Unless the world’s two largest economies reach a trade accord soon, there would be severe recessionary implications on Canada. With a low 1.3% economic growth projection this year and a marginal rise to 1.5% in 2020, the country is teetering toward a bear market.
Should a global recession take root next year, economic growth could fall below 2.5%. If you’re an investor, you need to prepare and play defence. The suggested course of action is to invest in companies that won’t take a big hit. More so, they should have a history of earnings growth and regular dividends.
The utility sector is a haven during a bear market. Algonquin (TSX:AQN)(NYSE:AQN) can insulate you from a recessionary storm. This $8.89 billion company owns and operates a portfolio of regulated and non-regulated generation, distribution, and transmission utility assets in Canada and the U.S.
What Algonquin does is it generates electrical energy through non-regulated renewable and clean energy power generation facilities then sells it. Also, it owns and operates hydroelectric, wind, solar, and thermal facilities. The combined gross generating capacity of renewable energy assets is 1.5 gigawatts.
The business will not suffer but will see steady, consistent growth in the near, medium, and long term. For the next five years, Algonquin expects a 7.95% annual growth. The company has grown its dividend for the last seven years, and the current yield is 4.03%.
Even if domestic growth is weak, retail and convenience stores are in a position to sustain a growth trajectory. Hence, Couche-Tard (TSX:ATD.B) is a natural shield against a bear market or recession. This $45 billion company has 16,072 stores strewn in North America and Europe.
Couche-Tard operates under the CAPL network, which includes the well-known Circle K branded sites. Since its incorporation in the early 80s, the company grew by making smart store acquisitions.
Over the last five years, the company’s EBITDA posted a 5.1% CAGR. From 2013 to 2018, merchandise and service sales’ CAGR was 11%, while road transport fuel quantity registered 16%. As of the Q3 2019, sales were brisk.
Couche-Tard is not threatened by e-commerce as 83% of in-store merchandise purchased from its stores is usually consumed within 60 minutes. About 65% is absorbed instantly. The dividend is below 1%, but it protects you from a recession.
Defensive investors would pick Canada Goose (TSX:GOOS)(NYSE:GOOS) to counter a perfect storm. This $5.7 billion maker of premium outdoor apparel for men, women, youth, children, and babies has been operating since 1957.
Its two segments — Wholesale and Direct to Consumer (DTC) — comprise 11 retail stores and an e-commerce platform that caters to shoppers in 12 countries. Brand value is what drives its impressive revenue growth. Canada Goose saw its revenue grow by 46% in 2018, with a trailing 12-month gross profit margin of 45.24%.

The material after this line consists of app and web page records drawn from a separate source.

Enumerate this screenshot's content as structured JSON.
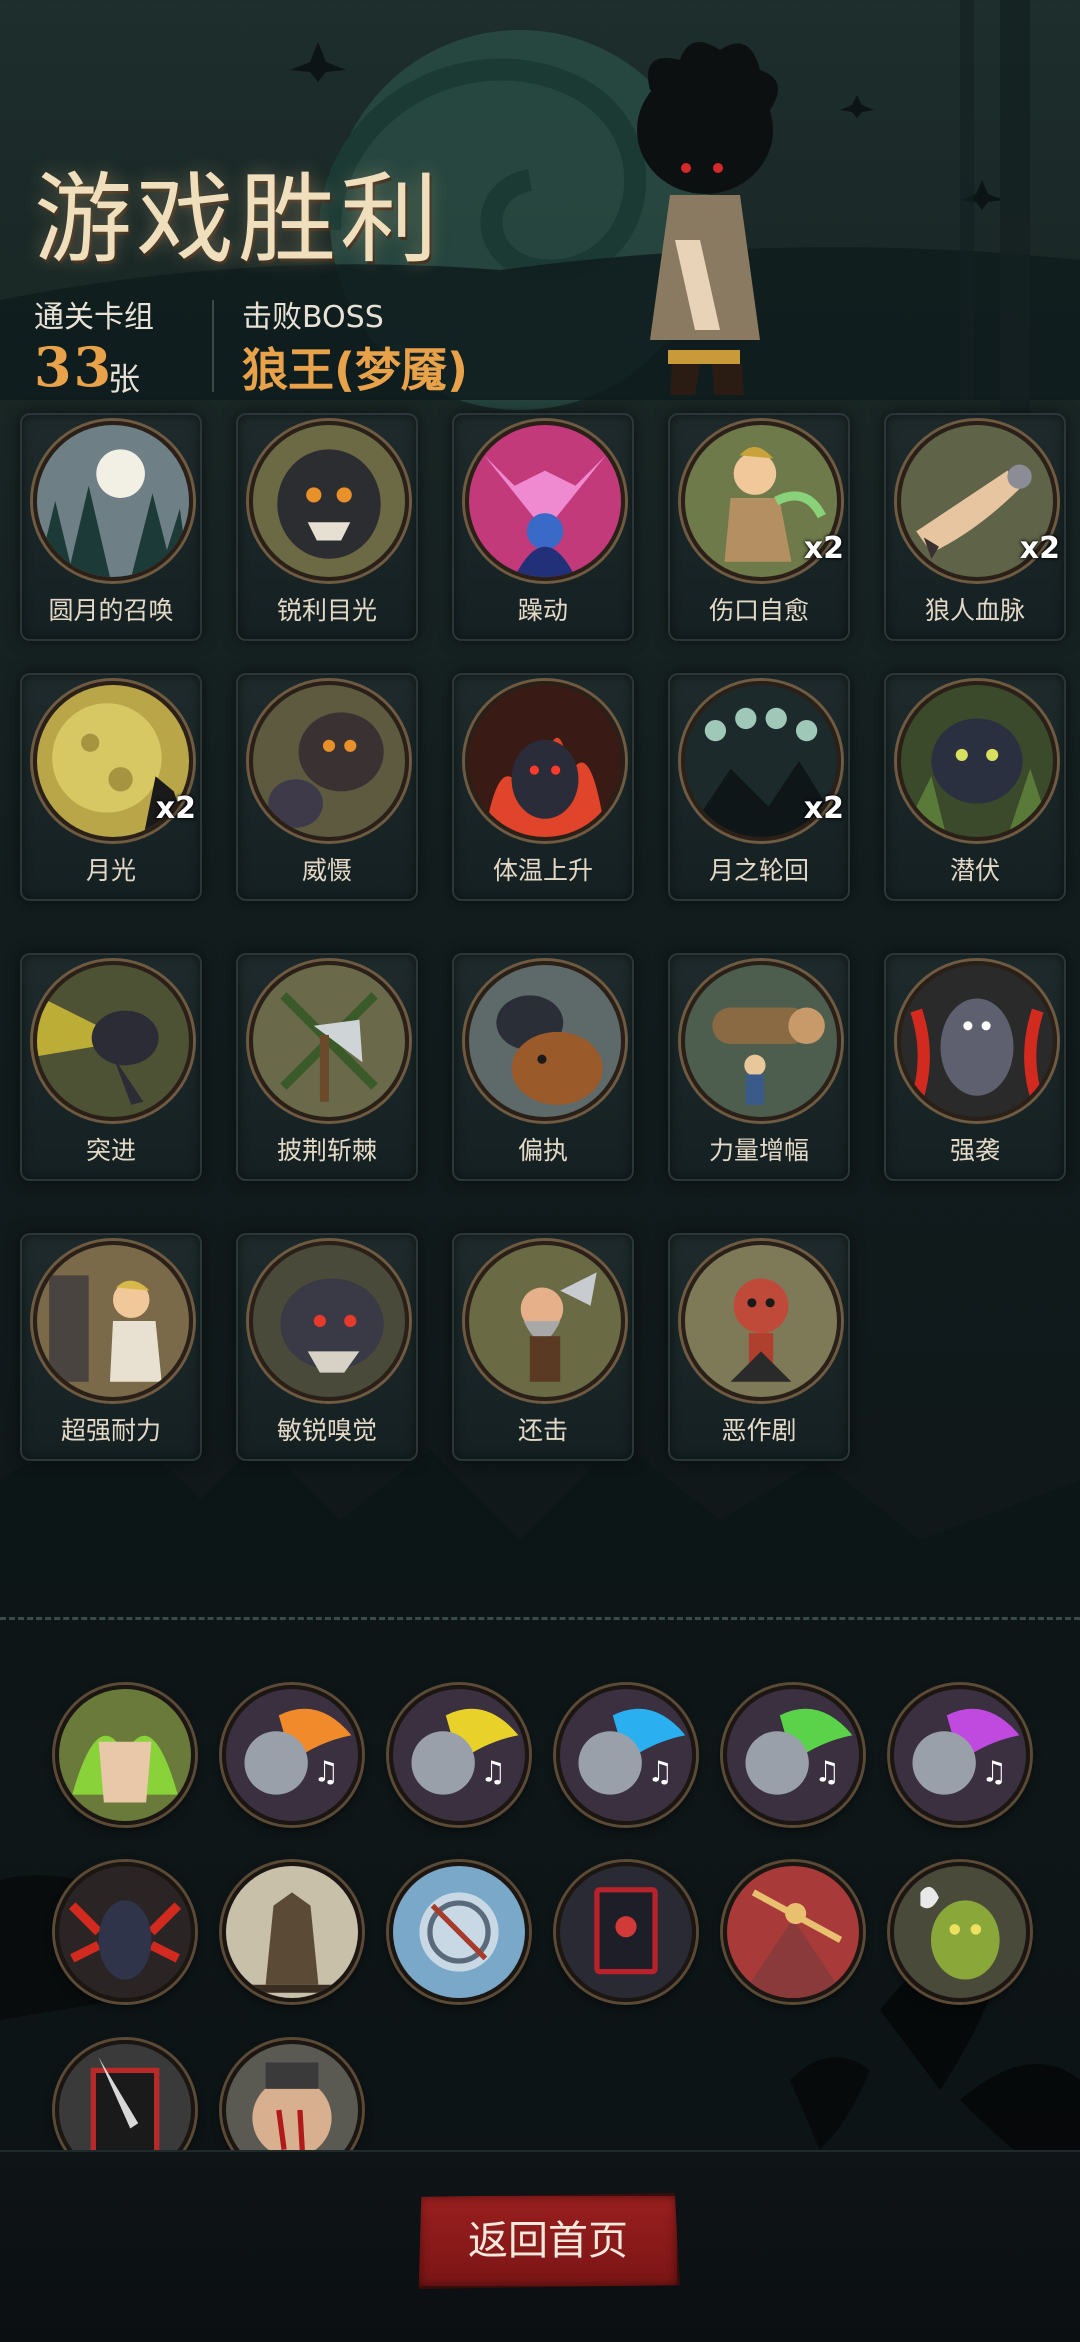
{
  "header": {
    "title": "游戏胜利",
    "deck_label": "通关卡组",
    "deck_count": "33",
    "deck_unit": "张",
    "boss_label": "击败BOSS",
    "boss_name": "狼王(梦魇)"
  },
  "colors": {
    "accent": "#e8a24a",
    "title": "#f0dfbd",
    "button": "#8f1c1c",
    "background": "#152022"
  },
  "cards": [
    {
      "name": "圆月的召唤",
      "multiplier": "",
      "icon": "full-moon-forest-icon"
    },
    {
      "name": "锐利目光",
      "multiplier": "",
      "icon": "werewolf-glare-icon"
    },
    {
      "name": "躁动",
      "multiplier": "",
      "icon": "restless-magic-icon"
    },
    {
      "name": "伤口自愈",
      "multiplier": "x2",
      "icon": "wound-heal-icon"
    },
    {
      "name": "狼人血脉",
      "multiplier": "x2",
      "icon": "werewolf-arm-icon"
    },
    {
      "name": "月光",
      "multiplier": "x2",
      "icon": "moonlight-icon"
    },
    {
      "name": "威慑",
      "multiplier": "",
      "icon": "deterrence-wolf-icon"
    },
    {
      "name": "体温上升",
      "multiplier": "",
      "icon": "fire-wolf-icon"
    },
    {
      "name": "月之轮回",
      "multiplier": "x2",
      "icon": "moon-phases-icon"
    },
    {
      "name": "潜伏",
      "multiplier": "",
      "icon": "lurking-wolf-icon"
    },
    {
      "name": "突进",
      "multiplier": "",
      "icon": "dash-wolf-icon"
    },
    {
      "name": "披荆斩棘",
      "multiplier": "",
      "icon": "axe-thorns-icon"
    },
    {
      "name": "偏执",
      "multiplier": "",
      "icon": "wolf-bear-icon"
    },
    {
      "name": "力量增幅",
      "multiplier": "",
      "icon": "log-lift-icon"
    },
    {
      "name": "强袭",
      "multiplier": "",
      "icon": "raging-werewolf-icon"
    },
    {
      "name": "超强耐力",
      "multiplier": "",
      "icon": "endurance-boy-icon"
    },
    {
      "name": "敏锐嗅觉",
      "multiplier": "",
      "icon": "sniffing-wolf-icon"
    },
    {
      "name": "还击",
      "multiplier": "",
      "icon": "dwarf-counter-icon"
    },
    {
      "name": "恶作剧",
      "multiplier": "",
      "icon": "prank-doll-icon"
    }
  ],
  "relics": [
    {
      "icon": "green-flame-torso-icon"
    },
    {
      "icon": "orange-note-skull-icon"
    },
    {
      "icon": "yellow-note-skull-icon"
    },
    {
      "icon": "blue-note-skull-icon"
    },
    {
      "icon": "green-note-skull-icon"
    },
    {
      "icon": "purple-note-skull-icon"
    },
    {
      "icon": "howling-werewolf-icon"
    },
    {
      "icon": "broken-altar-icon"
    },
    {
      "icon": "frozen-shield-icon"
    },
    {
      "icon": "red-spellbook-icon"
    },
    {
      "icon": "golden-warrior-icon"
    },
    {
      "icon": "green-ghoul-icon"
    },
    {
      "icon": "card-dagger-icon"
    },
    {
      "icon": "bloody-fist-icon"
    }
  ],
  "footer": {
    "home_button": "返回首页"
  }
}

Canada Goose is a non-dividend payer, but it offers potential capital gain. Despite the headwinds, analysts see the stock climbing by 79.4% in the next 12 months. Its wholesale distribution and its DTC business, whether physical or online, continue to drive revenue growth and enhance margins.
It is for your good to use the recession-proofing investing strategy. Algonquin, Couche-Tard, and Canada Goose are must-have stocks in a bear market.
This article represents the opinion of the writer, who may disagree with the “official” recommendation position of a Motley Fool premium service or advisor. We’re Motley! Questioning an investing thesis — even one of our own — helps us all think critically about investing and make decisions that help us become smarter, happier, and richer, so we sometimes publish articles that may not be in line with recommendations, rankings or other content.
Fool contributor Christopher Liew has no position in any of the stocks mentioned. The Motley Fool owns shares of and recommends Canada Goose Holdings. The Motley Fool recommends ALIMENTATION COUCHE-TARD INC.